Stock markets rose today as investors will be paying attention to the meeting between Trump and Xi Jinping. The S&P 500 rose 0.2% to 2,357 and the Dow Jones rose 0.1% to 20,662. The KBW Bank index rose 0.8% while utilities fell 0.2%. Investors will be paying close attention to tomorrow’s NFP report which will provide more clarity as to what decisions the Fed may make later this year. Investors also noted that the Fed viewed equity prices as “quite high” which could also contribute to concern since the Fed doesn’t usually comment on that. Concerns about tax reform were also in mind as Paul Ryan said that the White House, Congress, and Senate were all far apart on tax reforms. Yields in the US inched higher after the FOMC minutes yesterday. The two year Treasury yield rose 1bp to 1.24%. The ten year Treasury yield rose 1bp to 2.34%. 2yr vs 10yr was unchanged at 1.10%. The dollar was stronger on the day against peers. USD rose 0.2% against EUR to $1.0642 after dovish comments from Mario Draghi. USD rose 0.1% against JPY to Y110.78. USD rose 0.2% against GBP to $1.2463. Oil prices rose. WTI added 1.1% to $51.70 and Brent gained 0.9% to $54.83.
The repo markets continue to be a source of trouble for the ECB. Given that the ECB has purchased so many government bonds over the last few years there is a shortage of high quality bonds. For repo markets that means there is a scarcity of collateral. Repo trades are essentially a short term loan collateralized by cash. The person receiving the loan typically pays a small interest rate on the short term loan which is called the repo rate. As demand for the collateral rises the repo rate falls. Given the demand for high quality collateral in the EU as well as the scarcity in supply, repo rates have gone negative in some cases. For example the spread between German general collateral and Italian GC has gone sharply negative at points recently and is currently around -1.30%. In order to prevent these dislocations from happening analysts argue that the ECB has four options. Increase the size of its repo facility, associate the rate at which securities are lent with its monetary policy deposit rates, allow non-banks access to ECB operations, or increase the amount of high quality assets in the European financial system by issuing an ECB bond. None of those options are ideal for the ECB and all have downsides. The most likely option is to open up repo facilities to non-bank institutions.
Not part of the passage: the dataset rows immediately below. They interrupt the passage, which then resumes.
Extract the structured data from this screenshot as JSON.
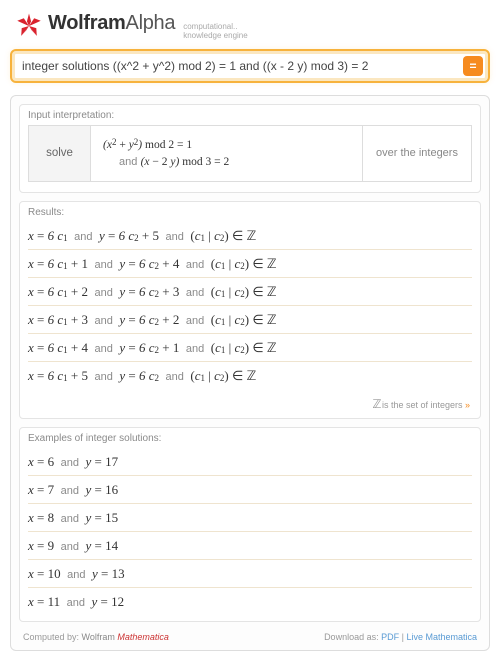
{
  "brand": {
    "name_html": "WolframAlpha",
    "tagline1": "computational..",
    "tagline2": "knowledge engine"
  },
  "search": {
    "value": "integer solutions ((x^2 + y^2) mod 2) = 1 and ((x - 2 y) mod 3) = 2",
    "submit_glyph": "="
  },
  "pods": {
    "interpretation": {
      "title": "Input interpretation:",
      "solve": "solve",
      "over": "over the integers"
    },
    "results": {
      "title": "Results:",
      "rows": [
        {
          "xk": "0",
          "yk": "5"
        },
        {
          "xk": "1",
          "yk": "4"
        },
        {
          "xk": "2",
          "yk": "3"
        },
        {
          "xk": "3",
          "yk": "2"
        },
        {
          "xk": "4",
          "yk": "1"
        },
        {
          "xk": "5",
          "yk": "0"
        }
      ],
      "footnote": " is the set of integers ",
      "footnote_chev": "»"
    },
    "examples": {
      "title": "Examples of integer solutions:",
      "rows": [
        {
          "x": "6",
          "y": "17"
        },
        {
          "x": "7",
          "y": "16"
        },
        {
          "x": "8",
          "y": "15"
        },
        {
          "x": "9",
          "y": "14"
        },
        {
          "x": "10",
          "y": "13"
        },
        {
          "x": "11",
          "y": "12"
        }
      ]
    }
  },
  "footer": {
    "computed_prefix": "Computed by: ",
    "computed_name1": "Wolfram",
    "computed_name2": "Mathematica",
    "download_prefix": "Download as: ",
    "link_pdf": "PDF",
    "link_live": "Live Mathematica",
    "sep": " | "
  }
}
However there are potential moral hazard problems associated with that since it would suggest that having a banking license doesn’t matter. It is apparent that the financial system is more focused on access to high quality collateral and liquidity there as opposed to liquidity from the central bank.
Unilever announced a restructuring plan in the aftermath of the Kraft Heinz bid. After Kraft Heinz bid $143bn for the company Unilever’s CEO was under pressure to return some value for investors, who may have liked the $143bn offer. After a strategic review Unilever hopes to sell its margarine and spreads business, raise its dividend, buy back shares, and increase the debt load all as a result of the Kraft Heinz merger. Unilever hopes to raise between $7.5bn and $8.5bn in a sale and said it would not sell for anything less. They could also be spun off separately as a publicly traded company. Already consumer brands such as French’s, Stonyfield, and Weetabix brands are on sale which are all in the same deal space and would attract similar buyers. It plans to increase its dividend by 12% and repurchase shares as part of a EUR 5bn program as a way to return money to shareholders. Additionally it will issue debt that will allow it to finance accretive acquisitions of EUR 1bn and EUR 3bn as well as deter any potential acquirers. At midday the company’s stock was up slightly more than 1% following the announcement.
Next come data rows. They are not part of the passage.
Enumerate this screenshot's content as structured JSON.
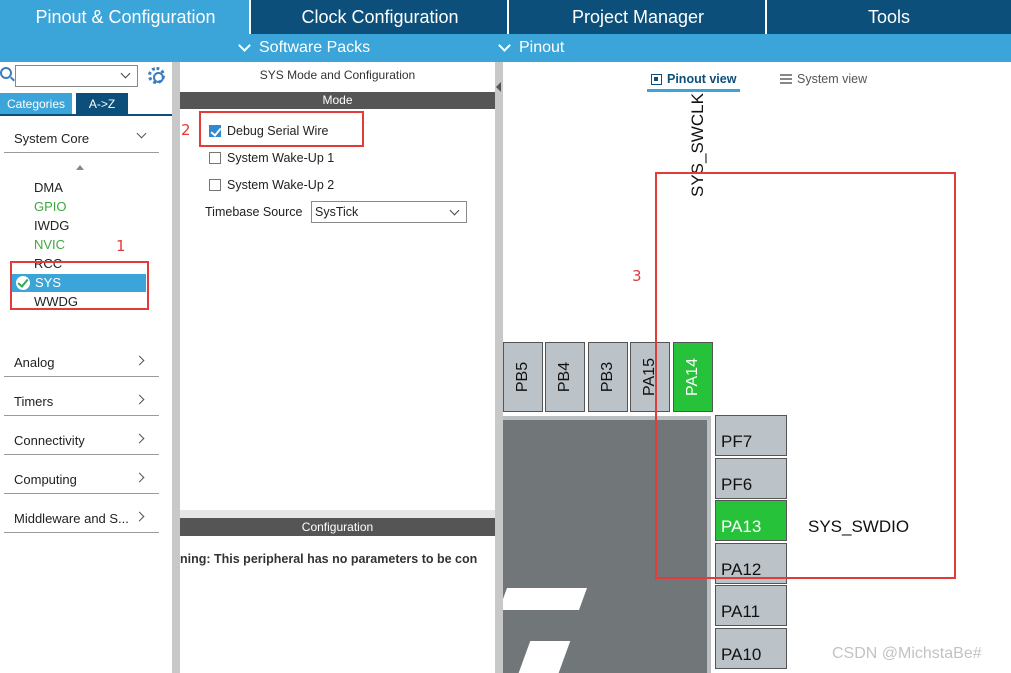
{
  "top_tabs": [
    {
      "label": "Pinout & Configuration",
      "active": true
    },
    {
      "label": "Clock Configuration",
      "active": false
    },
    {
      "label": "Project Manager",
      "active": false
    },
    {
      "label": "Tools",
      "active": false
    }
  ],
  "sub_bar": {
    "software_packs": "Software Packs",
    "pinout": "Pinout"
  },
  "left": {
    "search_value": "",
    "tabs": {
      "categories": "Categories",
      "az": "A->Z"
    },
    "groups": {
      "system_core": "System Core",
      "analog": "Analog",
      "timers": "Timers",
      "connectivity": "Connectivity",
      "computing": "Computing",
      "middleware": "Middleware and S..."
    },
    "peripherals": [
      "DMA",
      "GPIO",
      "IWDG",
      "NVIC",
      "RCC",
      "SYS",
      "WWDG"
    ]
  },
  "middle": {
    "title": "SYS Mode and Configuration",
    "mode_header": "Mode",
    "debug_serial_wire": "Debug Serial Wire",
    "wakeup1": "System Wake-Up 1",
    "wakeup2": "System Wake-Up 2",
    "timebase_label": "Timebase Source",
    "timebase_value": "SysTick",
    "config_header": "Configuration",
    "config_message": "ning: This peripheral has no parameters to be con"
  },
  "right": {
    "pinout_view": "Pinout view",
    "system_view": "System view",
    "top_pins": [
      "PB5",
      "PB4",
      "PB3",
      "PA15",
      "PA14"
    ],
    "side_pins": [
      "PF7",
      "PF6",
      "PA13",
      "PA12",
      "PA11",
      "PA10"
    ],
    "signal_swclk": "SYS_SWCLK",
    "signal_swdio": "SYS_SWDIO",
    "watermark": "CSDN @MichstaBe#"
  },
  "annotations": [
    "1",
    "2",
    "3"
  ],
  "colors": {
    "accent": "#3ba4d8",
    "dark": "#0c4f7a",
    "pin_active": "#26c23a",
    "annotation": "#e23b3b"
  }
}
Spotify is looking to IPO in a non-traditional manner which is significant on a few fronts. First the company is one of the privately held unicorns that is currently valued at $8.5bn in private markets based on the last financing round. The company hopes to achieve a public market valuation of around $10bn, and it could list as early as September some time this year. The company will issue by direct listing which is pretty different from the standard IPO process. Normally new investors buy shares from the company or from existing early stage investors that are priced the night before they start trading. That involves a long road show, underwriting, and valuation process on behalf of the banks and as a result they can command large fees. However by direct listing investors can purchase shares on the open market immediately after they are listed and the price is set based on supply and demand. The downsides to this method include volatility and unpredictability in pricing, as well as the stability that comes from placing the stock with large institutional investors. The company could benefit because they won’t pay high underwriting fees, they won’t have to deal with dilution in their shares, and investors won’t have to deal with lockup periods. Although they are considering this process they still may choose to go for the traditional route. This is bad for investment banks because they lose out on a lot of fee revenue. If the IPO goes well more companies could choose to go this route. Already IPO desks have been struggling as last year IPO revenue was the lowest in more than twenty years. This is similar to in 2004 when Google went public in a non-traditional method using the Dutch auction process.